1 May, 2008 - Tourism has forayed into print with the launch of the country’s first travel magazine “Discover Bhutan” yesterday. The 100 glossy paged magazine aims to provide a platform for the tourism fraternity and the general public to highlight information and experiences, apart from enabling people to make the best choice of destination in Bhutan.
“It’s just another communication tool for those who don’t know about Bhutan and we want it to be a comprehensive tourism magazine that reaches the grass root level,” said the general secretary of the association of Bhutanese tour operators (ABTO).
Published by ABTO, in collaboration with Rabsell Media Services, the plan to produce such a magazine was there for two years, but it was not until last December that they actually started working on the first issue.
The first issue dedicates its tribute to Bhutan’s great leaders and includes articles on textiles, architecture, food, indigenous healing, environment and tourism. It also features regular information on Drukair’s import and export regulations and festival dates.

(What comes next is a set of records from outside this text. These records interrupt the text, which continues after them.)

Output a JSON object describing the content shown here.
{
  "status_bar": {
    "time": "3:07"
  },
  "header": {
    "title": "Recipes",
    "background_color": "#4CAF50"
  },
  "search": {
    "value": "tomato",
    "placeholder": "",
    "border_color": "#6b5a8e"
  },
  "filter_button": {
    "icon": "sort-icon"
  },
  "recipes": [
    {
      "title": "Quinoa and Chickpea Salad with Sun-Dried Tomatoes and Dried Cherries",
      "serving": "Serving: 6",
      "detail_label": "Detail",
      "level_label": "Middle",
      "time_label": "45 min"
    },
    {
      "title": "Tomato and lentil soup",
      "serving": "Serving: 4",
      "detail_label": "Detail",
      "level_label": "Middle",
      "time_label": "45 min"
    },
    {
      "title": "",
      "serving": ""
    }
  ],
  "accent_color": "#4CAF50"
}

Chief editor Sangay Wangchuk told Kuensel that the journey to bringing out a magazine was challenging. He is keen to produce stories on one of its chapters - indigenous healing - by making them simpler to understand.
“We’re trying to connect our Bhutanese with the old traditions; they do have meaning and we have to understand the simplicity of our traditions.”
They aim to publish Discover Bhutan on a quarterly basis in the coming years. As of now, it’s distributed only in Thimphu and Paro.
“We plan to tie up with big organizations, that have outlets all over the country, so that the magazine reaches every part of Bhutan,” said marketing and research head Tshering Wangchuk.
A total of 5,000 copies were printed, of which 3,000 will be available in outlets in Thimphu. The outlets include restaurants, bookshops and a few hotels. Each copy costs Nu 100. The remaining copies will be distributed to tour operators in and outside Bhutan and at major travel trade fairs.
Discover Bhutan will be a bi-annual magazine. Their second issue will hit the stands in September.
By Sonam Pelden